Frank S. Robinson is a graduate of New York University Law School and served at the New York Public Service Commission as staff counsel and then administrative law judge (1977-97).
He is the author of eight books including Albany’s O’Connell Machine (1973), Children of the Dragon, and The Case for Rational Optimism (2009).
Robinson is a professional coin dealer and writes The Rational Optimist blog. He is married to the poet Therese Broderick and has a daughter, Elizabeth.
Notre Dame, Victor Hugo, and humanism
By Frank Robinson
How writers change readers and change the world — this was the suggested theme — and I puzzled over how to approach it. Until seeing Notre Dame in flames.
The depth of my emotion surprised me. I'm a humanist, after all, for whom churches are monuments to unreason. Yet Notre Dame is for me very much a humanist monument. A monument to civilization, to Man the doer, and his soaring ambition. The builders may have been moved by a concept of the sublime that was mistaken; but created something nevertheless sublime itself.
I reacted more strongly than to tragedies entailing loss of life. Lives come and go, and all must end some time. But Notre Dame is unique, and seemed eternal. Integral to our human story.
Part of that heritage, that story, is Victor Hugo's great 1831 novel, The Hunchback of Notre-Dame. A book which the cathedral's image always summons to my mind.
Fire raged through the roof and scaffolding at the 800-year-old Notre Dame Cathedral in Paris on the evening of April 15, 2019. Julien de Rosa / EPA / TASS
Conjuring up thereby the world of its construction, and particularly the world of the 1400s that Hugo depicted — worlds so remote from ours, so benighted and cruel — yet way stations on the road to our better, more humanistic one. Reading such a book makes me grateful for modernity. Soberly mindful of how perilously small is the distance between that past darkness and the brightness we inhabit now.
I was an innocent child when I saw on TV the 1939 Charles Laughton film. Its beginning, that is; I couldn't watch more, so freaked out by Quasimodo's deformity. I'd known nothing of such things. I was repulsed, but in turmoil over what it might be like to bear such affliction.
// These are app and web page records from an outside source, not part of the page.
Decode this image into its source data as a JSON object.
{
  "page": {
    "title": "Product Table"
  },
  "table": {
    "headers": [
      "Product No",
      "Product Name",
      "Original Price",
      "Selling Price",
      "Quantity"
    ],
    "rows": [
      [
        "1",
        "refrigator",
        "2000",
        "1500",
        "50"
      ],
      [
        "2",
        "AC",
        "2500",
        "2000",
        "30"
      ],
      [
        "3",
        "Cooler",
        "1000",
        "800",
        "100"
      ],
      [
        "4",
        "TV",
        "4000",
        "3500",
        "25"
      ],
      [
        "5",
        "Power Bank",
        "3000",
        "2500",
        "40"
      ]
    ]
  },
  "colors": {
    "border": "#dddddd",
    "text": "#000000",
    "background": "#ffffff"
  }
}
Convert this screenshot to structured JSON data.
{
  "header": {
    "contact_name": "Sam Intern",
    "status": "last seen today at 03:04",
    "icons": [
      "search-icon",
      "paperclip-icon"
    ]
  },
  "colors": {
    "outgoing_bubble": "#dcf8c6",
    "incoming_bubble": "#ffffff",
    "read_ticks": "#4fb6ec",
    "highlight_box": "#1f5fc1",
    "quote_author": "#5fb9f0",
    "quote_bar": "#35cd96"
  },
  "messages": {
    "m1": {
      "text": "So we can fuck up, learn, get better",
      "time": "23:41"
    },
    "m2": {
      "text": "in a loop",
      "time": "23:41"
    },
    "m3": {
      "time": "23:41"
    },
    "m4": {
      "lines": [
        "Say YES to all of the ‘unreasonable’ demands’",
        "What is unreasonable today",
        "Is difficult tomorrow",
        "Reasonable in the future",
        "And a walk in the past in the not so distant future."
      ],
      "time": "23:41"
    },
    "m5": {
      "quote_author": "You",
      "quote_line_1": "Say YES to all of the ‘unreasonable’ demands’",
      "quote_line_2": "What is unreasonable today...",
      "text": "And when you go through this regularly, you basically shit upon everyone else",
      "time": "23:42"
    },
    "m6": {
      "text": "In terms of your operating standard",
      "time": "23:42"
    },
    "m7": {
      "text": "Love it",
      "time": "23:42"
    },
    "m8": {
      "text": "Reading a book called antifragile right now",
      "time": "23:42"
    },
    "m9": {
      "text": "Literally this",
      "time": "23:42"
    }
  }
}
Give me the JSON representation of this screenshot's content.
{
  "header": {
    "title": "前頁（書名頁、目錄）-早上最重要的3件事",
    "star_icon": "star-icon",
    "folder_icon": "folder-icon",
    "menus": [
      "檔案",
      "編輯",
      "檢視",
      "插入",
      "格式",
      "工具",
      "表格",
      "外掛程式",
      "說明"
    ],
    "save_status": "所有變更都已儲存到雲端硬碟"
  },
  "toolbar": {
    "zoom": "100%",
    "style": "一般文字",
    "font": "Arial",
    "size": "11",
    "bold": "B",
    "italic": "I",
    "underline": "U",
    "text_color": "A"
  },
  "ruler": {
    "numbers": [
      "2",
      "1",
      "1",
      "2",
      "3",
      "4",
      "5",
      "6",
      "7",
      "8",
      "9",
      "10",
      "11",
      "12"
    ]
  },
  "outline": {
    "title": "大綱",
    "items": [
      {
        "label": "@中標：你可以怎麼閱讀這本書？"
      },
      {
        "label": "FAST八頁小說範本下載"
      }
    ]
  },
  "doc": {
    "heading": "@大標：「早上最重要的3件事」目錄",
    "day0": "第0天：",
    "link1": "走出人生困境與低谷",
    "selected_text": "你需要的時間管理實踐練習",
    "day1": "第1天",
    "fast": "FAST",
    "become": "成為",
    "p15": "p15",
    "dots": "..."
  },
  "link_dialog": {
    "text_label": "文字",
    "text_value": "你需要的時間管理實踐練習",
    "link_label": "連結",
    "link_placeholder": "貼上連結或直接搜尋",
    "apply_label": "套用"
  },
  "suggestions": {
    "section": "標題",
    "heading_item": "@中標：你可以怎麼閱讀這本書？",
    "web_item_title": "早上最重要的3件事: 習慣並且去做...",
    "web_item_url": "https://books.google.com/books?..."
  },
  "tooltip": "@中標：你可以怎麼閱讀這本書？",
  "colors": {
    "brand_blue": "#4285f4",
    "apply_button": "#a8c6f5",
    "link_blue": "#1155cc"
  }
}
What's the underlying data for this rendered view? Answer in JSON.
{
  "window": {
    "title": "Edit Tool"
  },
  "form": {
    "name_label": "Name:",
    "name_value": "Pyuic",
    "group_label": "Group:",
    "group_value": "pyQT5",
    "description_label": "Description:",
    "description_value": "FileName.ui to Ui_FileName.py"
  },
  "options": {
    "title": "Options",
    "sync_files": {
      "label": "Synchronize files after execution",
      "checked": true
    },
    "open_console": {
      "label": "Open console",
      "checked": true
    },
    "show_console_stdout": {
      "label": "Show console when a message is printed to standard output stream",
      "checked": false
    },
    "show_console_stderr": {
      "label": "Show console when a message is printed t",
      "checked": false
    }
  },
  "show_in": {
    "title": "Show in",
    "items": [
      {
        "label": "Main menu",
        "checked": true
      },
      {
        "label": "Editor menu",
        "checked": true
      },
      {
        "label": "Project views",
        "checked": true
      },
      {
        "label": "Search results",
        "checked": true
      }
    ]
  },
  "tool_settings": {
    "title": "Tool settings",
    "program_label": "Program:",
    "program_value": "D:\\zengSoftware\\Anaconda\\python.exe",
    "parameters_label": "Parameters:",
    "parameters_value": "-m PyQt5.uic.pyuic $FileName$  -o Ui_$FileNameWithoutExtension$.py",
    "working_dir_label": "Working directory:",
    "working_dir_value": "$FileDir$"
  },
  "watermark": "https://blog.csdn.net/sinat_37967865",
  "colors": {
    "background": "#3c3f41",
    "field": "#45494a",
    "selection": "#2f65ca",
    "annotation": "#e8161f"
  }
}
The image, and how I experienced it, remain with me six decades later.
As an adult I read the book. And what Hugo did there was quite extraordinary, especially for his time: portraying so outwardly grotesque a creature as nonetheless truly human. With feelings we can all relate to, if anything heightened by his deficits. How profoundly this broadens one's take on what it means to be human, upon the human condition. How it moves one to grasp some kinship to even the most other-seeming people. Whenever I think about the world's unfortunates, I think of Quasimodo. If he could feel as he felt, what must they feel? No less than what I do; probably more.
The novel's final chapter — with its searingly ironic title, "The Marriage of Quasimodo" — is indelibly inscribed in my soul. Lincoln spoke of "the last full measure of devotion." That's what Hugo illustrated here, with an image whose piteous power may be unsurpassed in all of human art.
This is why Notre Dame in flames brought tears to my eyes.